Emergency Workers Turn Up the Heat on Terrorism Response Training
Posted March 3, 1999 6:00 a.m. EST
MOUNT AIRY — A clinic in Lumberton dealt with an anthrax threat Thursday. A call came in that the Lumberton Dialysis Clinic was contaminated with the biological agent.
The threat turned out to be a hoax, but patients and staff were cleared out of the clinic and a hazardous materials team quickly decontaminated the building.
The incident is being treated as a federal act of terrorism.
Terrorists bombed Oklahoma City's Murrah federal building four years ago, and just about any place could be the next target.
That is why the North Carolina Department of Insurance held one of the first and most extensive terrorism response training programs in the country.
Dozens of emergency workers from across the state participated in the training session Thursday in Surry County.
In one exercise, a car bomb exploded in a government building. Crews responding had to handle several challenges at once: put out the fire, treat the wounded, find others trapped in debris and make sure there were no other bombs.
For Robert Suarez, who was part of the crews on the World Trade Center bombing, the scenario was all too real.

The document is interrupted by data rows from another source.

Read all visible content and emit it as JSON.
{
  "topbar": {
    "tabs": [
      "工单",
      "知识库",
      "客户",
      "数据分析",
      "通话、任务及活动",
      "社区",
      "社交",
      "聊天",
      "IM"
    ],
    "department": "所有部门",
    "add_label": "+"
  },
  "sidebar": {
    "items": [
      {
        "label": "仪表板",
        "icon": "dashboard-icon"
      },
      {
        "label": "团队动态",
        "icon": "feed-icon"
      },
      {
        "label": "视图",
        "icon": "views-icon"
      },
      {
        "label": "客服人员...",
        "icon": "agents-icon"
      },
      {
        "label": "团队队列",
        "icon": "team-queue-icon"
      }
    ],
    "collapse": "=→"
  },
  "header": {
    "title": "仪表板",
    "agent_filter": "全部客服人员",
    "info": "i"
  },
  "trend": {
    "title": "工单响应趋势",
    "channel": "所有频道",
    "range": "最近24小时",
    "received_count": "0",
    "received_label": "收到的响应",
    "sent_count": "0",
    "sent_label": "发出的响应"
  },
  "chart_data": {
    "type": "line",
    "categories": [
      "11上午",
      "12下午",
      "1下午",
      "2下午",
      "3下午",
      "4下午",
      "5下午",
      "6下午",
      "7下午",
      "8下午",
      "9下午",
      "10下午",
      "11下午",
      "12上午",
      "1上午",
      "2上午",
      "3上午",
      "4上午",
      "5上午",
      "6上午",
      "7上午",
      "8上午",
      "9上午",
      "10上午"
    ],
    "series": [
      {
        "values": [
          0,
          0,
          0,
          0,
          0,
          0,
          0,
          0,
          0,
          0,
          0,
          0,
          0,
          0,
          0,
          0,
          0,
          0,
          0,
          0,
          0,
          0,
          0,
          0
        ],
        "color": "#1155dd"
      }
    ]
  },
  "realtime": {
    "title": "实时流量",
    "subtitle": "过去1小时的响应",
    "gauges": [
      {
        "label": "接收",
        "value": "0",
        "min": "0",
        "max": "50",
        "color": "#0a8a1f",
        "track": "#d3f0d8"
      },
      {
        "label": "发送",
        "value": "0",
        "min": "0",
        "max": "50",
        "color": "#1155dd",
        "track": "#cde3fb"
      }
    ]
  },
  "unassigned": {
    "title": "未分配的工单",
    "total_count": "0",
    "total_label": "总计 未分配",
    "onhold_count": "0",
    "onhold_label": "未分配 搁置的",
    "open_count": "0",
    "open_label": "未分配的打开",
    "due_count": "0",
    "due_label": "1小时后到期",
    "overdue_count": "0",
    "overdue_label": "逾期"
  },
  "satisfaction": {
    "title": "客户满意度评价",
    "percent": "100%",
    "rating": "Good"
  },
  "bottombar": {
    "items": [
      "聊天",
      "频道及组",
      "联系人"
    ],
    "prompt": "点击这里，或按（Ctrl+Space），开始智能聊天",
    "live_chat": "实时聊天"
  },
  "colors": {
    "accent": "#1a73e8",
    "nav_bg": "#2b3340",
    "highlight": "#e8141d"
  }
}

"You have actual rubble and people under that rubble, smoke in the surrounding area," Suarez said. "You have the actual environment of what they're going to be placed in, in a situation of a terrorist attack."
One of the other big keys to the training was to get agencies to cooperate because terrorist situations do not just go on for hours. In some cases, they may go on for days or weeks.
That is why some Chapel Hill firefighters were glad to see some familiar faces during the terrorism training.
"We're just so happy that there's a team of four from Durham here," says Capt. Barry McLamb with the Chapel Hill Fire Department. "We're right next door, so it's good for us to see what they know and them to see what we know."
One thing everyone at the clinic did say is if a real situation happens, they will be glad they had the training.
"We're very vulnerable and it's a hot topic right now in fire service and emergency management," McLamb said. "Something that we need a lot of training for because we're going to be the first responders. We're going to be the first ones there."
Organizers of the training say contrary to what most people think, terrorists do pose a serious threat in North Carolina. They mentioned there are several militia and patriot groups based in the state, especially in the mountains.